By this means, the interpersonal rapport assumes a highly unitive value. It profoundly conjoins the individual subjects in one sole spirit of understanding and of mutual receptivity (Rm 12:10.16;15:7). Neither subject feels isolated, misunderstood, ostracized or alone capable of giving. Each and all are placed in the condition of sharing the dimensions that consist of the true self-offering: the active dimension of giving and the passive dimension of receiving, of loving and being loved.
In such a context, the Christian acquires a connatural sensibility that renders him aware of the other’s interior disposition, assets and defects, of his needs and aspirations. He possesses such awareness not to judge the other, but to commiserate with him. He gives of himself in proportion to the other’s being and not his own, adapts himself to the other’s needs without imposing his own, and shares in the other’s reality without insisting on his own. Above all, he looks for the other’s betterment, the free and total expansion and the development of his person, and not for his own satisfaction.
In this manner one who sets out to receive another must accept that person as he is, respecting his personality, at times filled with imperfections and limitations. Her must not leave that person in his miserable state, but with the awareness that the other, feeling received and loved, may flourish in his own capacity and be renewed in the correct understanding of himself, free to act and to express himself (cf. 1 Ts. 5:11; Rm. 15:14). The giver, in turn, feels loved and pardoned by God, so as to lovingly correspond to the Father’s plan, while avoiding the pitfall of self-interest. However, all this requires a profound sense of spiritual freedom that only the gift of Trinitarian love through the Holy Spirit can bequeath to the heart.

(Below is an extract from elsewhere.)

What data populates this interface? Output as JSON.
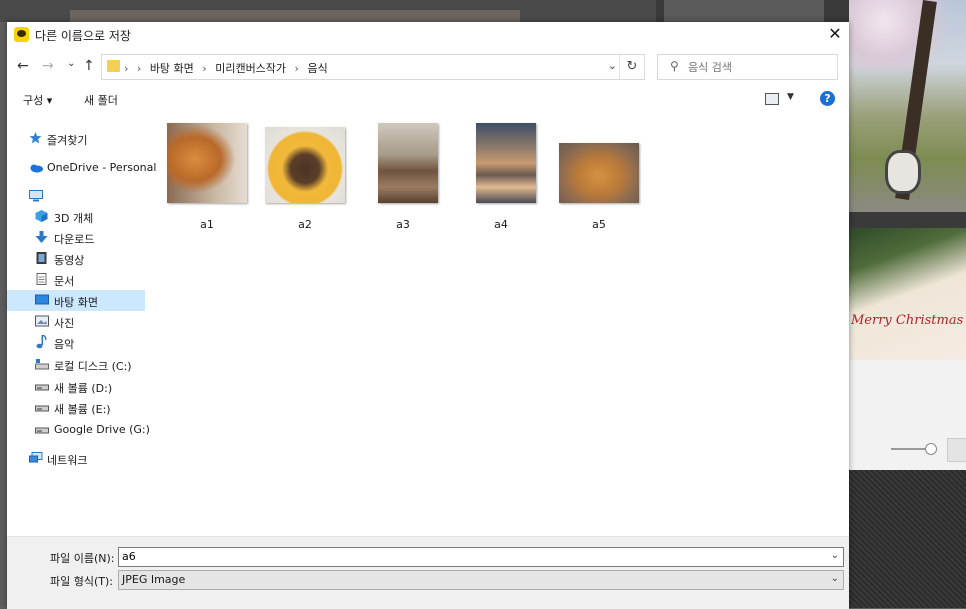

This aforesaid exchange of love among persons favors a marvelous symphony of souls, a total and intense co-participation while avoiding self-identification or self-annihilation. Instead each reveals himself for that which he is and can do, accentuating his own identity, without however losing the union of souls and common love. On the contrary, each person contributes to the other’s cooperation and complementarity. Indeed, the gift of the Spirit consents to a mutual presence and, thus, to the maximum unity, respecting and maintaining the plurality of those that receive and live in him.
In our respective communities the Holy Spirit continues to work this marvelous exchange of communion between the Father and the Son that makes them one sole Spirit of love, while remaining always two Persons perfectly distinct. For his work to attain its purpose, there is principally required the ability of allowing oneself to be touched by the Holy Spirit in order to obtain humility and the joy of becoming like him, the Gift of love.